Search the material below for the word "событий". Copy every line where it is found.

-=-=-=-=-

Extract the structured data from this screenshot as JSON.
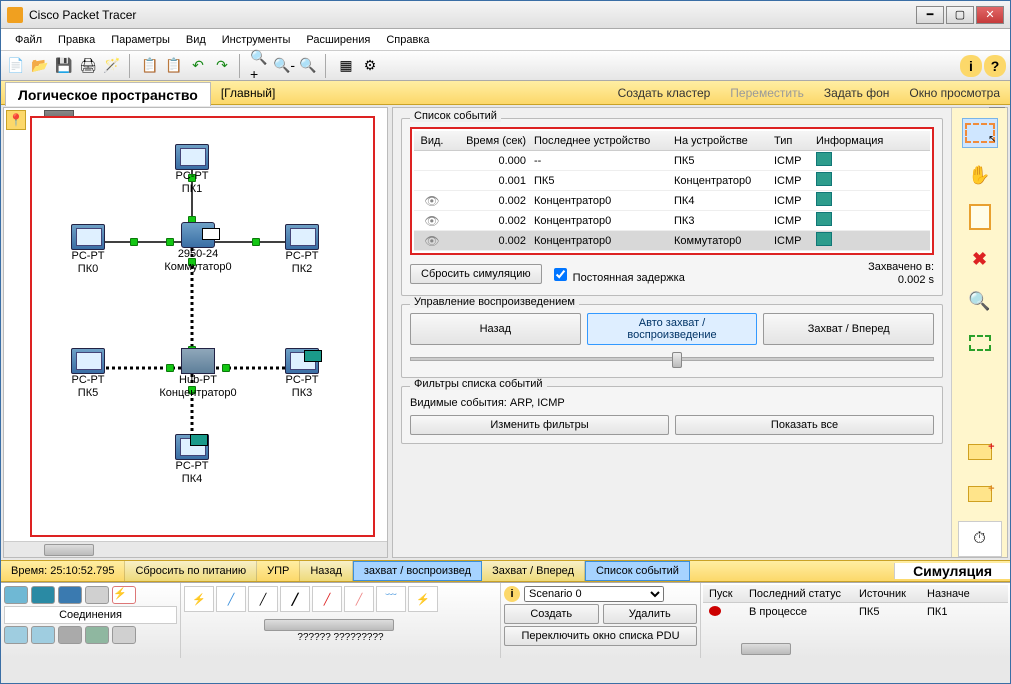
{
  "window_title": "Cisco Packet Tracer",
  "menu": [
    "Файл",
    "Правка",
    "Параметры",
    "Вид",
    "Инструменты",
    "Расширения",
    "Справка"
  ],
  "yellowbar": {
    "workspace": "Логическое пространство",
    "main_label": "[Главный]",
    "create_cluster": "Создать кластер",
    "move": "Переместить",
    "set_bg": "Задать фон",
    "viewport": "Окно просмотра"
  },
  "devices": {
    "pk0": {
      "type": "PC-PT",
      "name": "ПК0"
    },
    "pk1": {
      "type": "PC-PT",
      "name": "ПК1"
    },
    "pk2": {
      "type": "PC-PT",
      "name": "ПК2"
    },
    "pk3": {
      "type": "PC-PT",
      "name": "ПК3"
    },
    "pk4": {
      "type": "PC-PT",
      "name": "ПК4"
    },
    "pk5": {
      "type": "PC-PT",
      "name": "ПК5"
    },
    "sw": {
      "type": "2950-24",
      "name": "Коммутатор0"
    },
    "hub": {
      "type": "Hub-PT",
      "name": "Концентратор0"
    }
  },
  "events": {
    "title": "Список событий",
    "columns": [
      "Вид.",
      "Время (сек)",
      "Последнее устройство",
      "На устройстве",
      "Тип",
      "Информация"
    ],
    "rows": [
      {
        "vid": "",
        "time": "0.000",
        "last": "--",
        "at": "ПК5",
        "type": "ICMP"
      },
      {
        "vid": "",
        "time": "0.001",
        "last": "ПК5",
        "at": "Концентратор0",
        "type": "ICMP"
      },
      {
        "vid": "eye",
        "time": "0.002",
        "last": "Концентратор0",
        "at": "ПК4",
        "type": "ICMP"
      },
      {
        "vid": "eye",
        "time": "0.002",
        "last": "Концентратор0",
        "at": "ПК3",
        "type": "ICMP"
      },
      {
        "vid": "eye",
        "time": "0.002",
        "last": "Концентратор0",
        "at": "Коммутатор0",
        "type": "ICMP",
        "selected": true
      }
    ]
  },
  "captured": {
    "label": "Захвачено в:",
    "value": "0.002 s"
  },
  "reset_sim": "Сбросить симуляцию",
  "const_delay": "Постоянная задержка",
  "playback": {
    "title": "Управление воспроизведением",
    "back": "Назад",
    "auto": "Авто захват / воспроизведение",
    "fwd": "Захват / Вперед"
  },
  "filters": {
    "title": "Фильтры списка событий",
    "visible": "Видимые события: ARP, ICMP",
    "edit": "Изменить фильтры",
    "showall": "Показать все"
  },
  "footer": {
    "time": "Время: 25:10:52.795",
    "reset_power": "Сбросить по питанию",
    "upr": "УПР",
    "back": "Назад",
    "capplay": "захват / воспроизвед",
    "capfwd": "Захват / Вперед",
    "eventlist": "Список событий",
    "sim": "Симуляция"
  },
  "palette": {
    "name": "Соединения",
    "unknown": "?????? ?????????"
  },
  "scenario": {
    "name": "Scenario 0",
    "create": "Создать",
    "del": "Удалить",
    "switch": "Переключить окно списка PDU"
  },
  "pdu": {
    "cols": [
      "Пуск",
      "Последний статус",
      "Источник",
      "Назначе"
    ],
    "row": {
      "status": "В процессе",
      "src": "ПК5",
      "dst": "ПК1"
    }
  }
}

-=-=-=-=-

### Answer to the exercise:
    "title": "Список событий",
    "title": "Фильтры списка событий",
    "eventlist": "Список событий",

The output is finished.